Hi from Perth
Hi my name is Tracy, and today have been told by my GP that I have a high level in a blood test that could be a sign of lupus. I had been complaining of aching knees, elbows, and shins for a few months, but put it down to heavy work I had been doing at home (and age LOL). My family has a history of arthritis so to be sure he did testing for those, but all of that showed negative. But some ANTI-DNA (FEIA) level was high apparently, so now I am referred to a specialist.
I've been doing some Dr Google, as we all do, but am getting more and more confused by what I am finding LOL...... I do remember complaining about sore knees a few years ago as well, and was sent off for xrays which showed nothing. I'm not really sure what else to 'look back on' for further possible symptoms that may have been there but I have never connected as I'd never even thought about Lupus...........
hi tracy, and welcome.
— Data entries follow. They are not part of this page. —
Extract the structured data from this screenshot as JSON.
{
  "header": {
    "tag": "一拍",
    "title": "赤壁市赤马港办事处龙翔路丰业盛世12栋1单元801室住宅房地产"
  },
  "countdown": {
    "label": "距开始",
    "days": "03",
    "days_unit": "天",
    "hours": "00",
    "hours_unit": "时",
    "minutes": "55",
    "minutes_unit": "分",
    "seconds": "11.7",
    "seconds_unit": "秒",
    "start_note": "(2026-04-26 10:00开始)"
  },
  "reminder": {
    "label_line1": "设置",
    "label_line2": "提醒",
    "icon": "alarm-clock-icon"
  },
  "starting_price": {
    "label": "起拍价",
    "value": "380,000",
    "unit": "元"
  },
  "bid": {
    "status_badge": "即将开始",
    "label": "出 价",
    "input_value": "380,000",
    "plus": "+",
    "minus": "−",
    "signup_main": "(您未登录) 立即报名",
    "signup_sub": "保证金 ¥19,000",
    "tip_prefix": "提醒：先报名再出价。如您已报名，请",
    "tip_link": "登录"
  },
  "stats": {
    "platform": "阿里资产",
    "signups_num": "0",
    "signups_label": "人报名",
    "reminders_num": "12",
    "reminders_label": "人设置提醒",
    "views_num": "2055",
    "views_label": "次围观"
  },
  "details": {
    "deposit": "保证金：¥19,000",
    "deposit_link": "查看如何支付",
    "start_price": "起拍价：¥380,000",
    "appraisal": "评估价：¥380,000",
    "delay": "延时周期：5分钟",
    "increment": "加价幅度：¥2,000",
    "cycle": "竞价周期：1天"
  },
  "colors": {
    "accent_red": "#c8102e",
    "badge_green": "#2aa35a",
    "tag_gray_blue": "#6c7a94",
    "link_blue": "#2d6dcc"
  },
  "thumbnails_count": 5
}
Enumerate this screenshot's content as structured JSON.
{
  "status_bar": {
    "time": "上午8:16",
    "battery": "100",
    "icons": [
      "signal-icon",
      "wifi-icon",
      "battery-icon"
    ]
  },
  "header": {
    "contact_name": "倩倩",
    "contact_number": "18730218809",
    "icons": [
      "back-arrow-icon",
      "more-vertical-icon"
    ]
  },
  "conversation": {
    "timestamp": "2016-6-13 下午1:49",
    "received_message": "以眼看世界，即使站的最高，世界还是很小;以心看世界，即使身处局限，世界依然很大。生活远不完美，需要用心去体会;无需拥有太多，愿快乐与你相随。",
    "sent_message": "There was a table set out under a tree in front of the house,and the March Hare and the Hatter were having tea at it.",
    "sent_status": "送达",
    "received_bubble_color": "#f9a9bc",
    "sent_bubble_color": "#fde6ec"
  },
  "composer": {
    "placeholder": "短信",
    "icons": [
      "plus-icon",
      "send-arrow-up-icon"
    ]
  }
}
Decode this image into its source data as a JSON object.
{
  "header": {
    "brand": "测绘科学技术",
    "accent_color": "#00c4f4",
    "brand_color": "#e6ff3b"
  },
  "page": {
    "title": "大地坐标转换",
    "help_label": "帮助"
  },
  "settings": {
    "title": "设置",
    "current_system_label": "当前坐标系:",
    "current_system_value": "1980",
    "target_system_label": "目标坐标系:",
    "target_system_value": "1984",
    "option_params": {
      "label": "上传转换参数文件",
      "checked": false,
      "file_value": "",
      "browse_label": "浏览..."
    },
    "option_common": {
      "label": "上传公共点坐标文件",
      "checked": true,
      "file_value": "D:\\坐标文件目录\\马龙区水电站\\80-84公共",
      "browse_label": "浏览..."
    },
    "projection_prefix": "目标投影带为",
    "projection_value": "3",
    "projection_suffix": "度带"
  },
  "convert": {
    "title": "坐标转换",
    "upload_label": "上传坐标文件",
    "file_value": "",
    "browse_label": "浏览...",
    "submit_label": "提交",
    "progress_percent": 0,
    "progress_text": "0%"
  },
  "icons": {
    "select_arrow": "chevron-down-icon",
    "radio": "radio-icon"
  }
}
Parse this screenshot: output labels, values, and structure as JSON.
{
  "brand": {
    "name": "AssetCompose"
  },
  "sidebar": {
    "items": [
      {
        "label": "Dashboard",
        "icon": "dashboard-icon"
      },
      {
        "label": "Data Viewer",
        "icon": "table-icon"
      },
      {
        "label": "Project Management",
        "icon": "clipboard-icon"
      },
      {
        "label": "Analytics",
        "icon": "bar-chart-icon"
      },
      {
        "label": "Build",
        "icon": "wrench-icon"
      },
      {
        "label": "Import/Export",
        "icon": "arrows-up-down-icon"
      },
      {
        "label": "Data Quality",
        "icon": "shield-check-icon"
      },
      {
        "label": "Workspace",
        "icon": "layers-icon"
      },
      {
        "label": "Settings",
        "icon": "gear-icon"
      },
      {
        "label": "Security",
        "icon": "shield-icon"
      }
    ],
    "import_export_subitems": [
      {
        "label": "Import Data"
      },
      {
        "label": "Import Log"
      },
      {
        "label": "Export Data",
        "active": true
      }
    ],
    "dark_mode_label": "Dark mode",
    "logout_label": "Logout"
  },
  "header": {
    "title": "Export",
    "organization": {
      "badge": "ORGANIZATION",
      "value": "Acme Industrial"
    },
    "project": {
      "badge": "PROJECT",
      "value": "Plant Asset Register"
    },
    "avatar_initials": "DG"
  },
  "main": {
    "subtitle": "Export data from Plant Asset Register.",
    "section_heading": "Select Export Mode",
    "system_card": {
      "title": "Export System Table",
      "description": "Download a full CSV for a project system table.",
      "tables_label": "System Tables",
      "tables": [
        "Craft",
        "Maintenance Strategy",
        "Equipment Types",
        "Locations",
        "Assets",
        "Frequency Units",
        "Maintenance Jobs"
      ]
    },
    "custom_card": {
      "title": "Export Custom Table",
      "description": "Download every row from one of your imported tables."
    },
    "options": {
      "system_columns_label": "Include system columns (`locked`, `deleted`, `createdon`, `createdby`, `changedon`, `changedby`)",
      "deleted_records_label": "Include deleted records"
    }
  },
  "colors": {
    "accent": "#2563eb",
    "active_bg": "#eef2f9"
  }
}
there are quite a few other Australians on here.
and a few from perth also.
so you are not alone in this.
I presume the specialist you are referring to is a rheumatologist.
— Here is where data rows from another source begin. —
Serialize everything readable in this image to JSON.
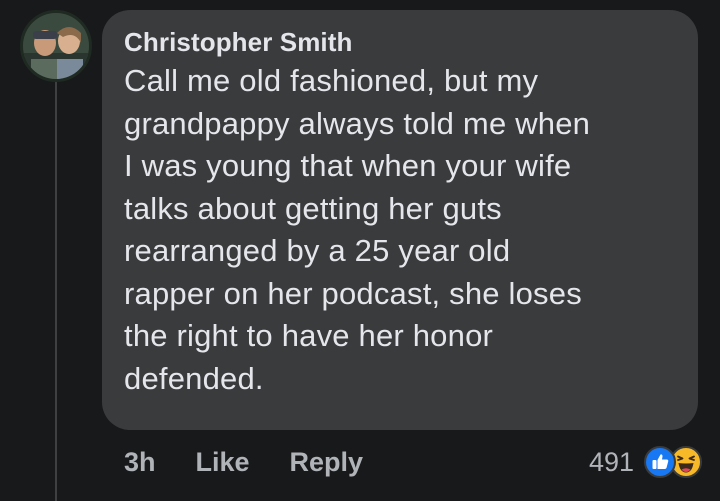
{
  "comment": {
    "author": "Christopher Smith",
    "lines": [
      "Call me old fashioned, but my",
      "grandpappy always told me when",
      "I was young that when your wife",
      "talks about getting her guts",
      "rearranged by a 25 year old",
      "rapper on her podcast, she loses",
      "the right to have her honor",
      "defended."
    ],
    "timestamp": "3h",
    "like_label": "Like",
    "reply_label": "Reply",
    "reaction_count": "491",
    "reaction_icons": [
      "like-reaction-icon",
      "haha-reaction-icon"
    ]
  },
  "colors": {
    "background": "#18191a",
    "bubble": "#3a3b3c",
    "text_primary": "#e4e6eb",
    "text_secondary": "#b0b3b8",
    "like_blue": "#1877f2",
    "haha_yellow": "#f7b928"
  }
}
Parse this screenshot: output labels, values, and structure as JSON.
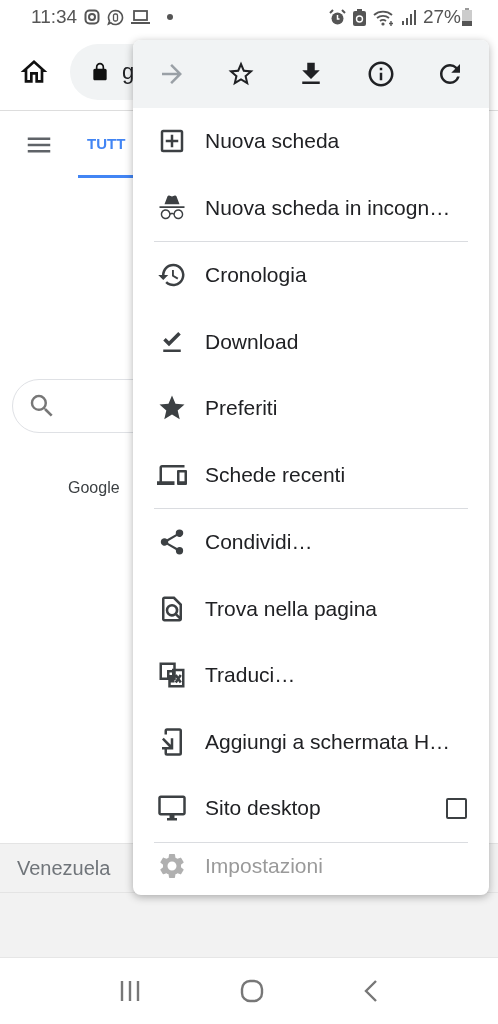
{
  "status_bar": {
    "time": "11:34",
    "battery": "27%"
  },
  "toolbar": {
    "url": "g"
  },
  "tabs": [
    {
      "label": "TUTT",
      "selected": true
    }
  ],
  "page": {
    "footer_text": "Google",
    "location": "Venezuela"
  },
  "menu": {
    "actions": [
      {
        "disabled": true
      },
      {
        "disabled": false
      },
      {
        "disabled": false
      },
      {
        "disabled": false
      },
      {
        "disabled": false
      }
    ],
    "items": [
      {
        "kind": "item",
        "label": "Nuova scheda",
        "faded": false
      },
      {
        "kind": "item",
        "label": "Nuova scheda in incogn…",
        "faded": false
      },
      {
        "kind": "divider"
      },
      {
        "kind": "item",
        "label": "Cronologia",
        "faded": false
      },
      {
        "kind": "item",
        "label": "Download",
        "faded": false
      },
      {
        "kind": "item",
        "label": "Preferiti",
        "faded": false
      },
      {
        "kind": "item",
        "label": "Schede recenti",
        "faded": false
      },
      {
        "kind": "divider"
      },
      {
        "kind": "item",
        "label": "Condividi…",
        "faded": false
      },
      {
        "kind": "item",
        "label": "Trova nella pagina",
        "faded": false
      },
      {
        "kind": "item",
        "label": "Traduci…",
        "faded": false
      },
      {
        "kind": "item",
        "label": "Aggiungi a schermata H…",
        "faded": false
      },
      {
        "kind": "checkbox",
        "label": "Sito desktop",
        "checked": false,
        "faded": false
      },
      {
        "kind": "divider"
      },
      {
        "kind": "item",
        "label": "Impostazioni",
        "faded": true
      }
    ]
  }
}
they are the normal profession to help us.
but finding a caring one is not always as easy as it sounds.
please keep us informed on your progress.
and welcome to your new cyber family.
Thanks for your reply, I see you aren't too far from me - I'm in Baldivis. Yes specialist is rheumatologist - someone in Midland, but my GP has high regards for him. I'm kinda a bit confused by all the information I've read so far.....
ask away, see what we can help with :)
Welcome to our family. I completely understand how, being newly diagnosed, all of this can seem confusing to you. You must remember that Lupus is a disease that affects each of us differently. So, it is difficult to pin anything down with this disease. Also, our treatment depends upon how the disease has affected us. Also, our lab tests can say one thing at one testing and then say something completely different at another testing.
Many of us have been able to look back on our youth and early adulthood and discover that the symptoms we were suffering from during those times in our lives could probably be attributed to Lupus. While doing so is often a revelation to us, it is not as important as concentrating on the symptoms that we are displaying now; what (if anything) affects those symptoms, what treatment options are best for us, and what lifestyle changes we may need to make in order to manage our illness.
You are very lucky to have a doctor who recognizes the symptoms of Lupus and who has readily referred you to a rheumatologist. Your Rheumatologist will most likely run a battery of tests also. Testing for Lupus is actually a process of elimination and may take some time before you get a definitive diagnoses. Please know that this is a difficult disease to diagnose as the disease changes and it mimics so many other diseases. So, do not get frustrated if you do not receive a diagnosis quickly. What is much more important is that your doctor treat your symptoms while you are in the diagnostic process. In this way, you can get some relief from those symptoms and manage your symptoms in order to maintain a reasonable state of health.
Please let us know how your appointment goes, how you are doing, and what treatments you and your doctor decide on. I wish you the very best.
Peace and Blessings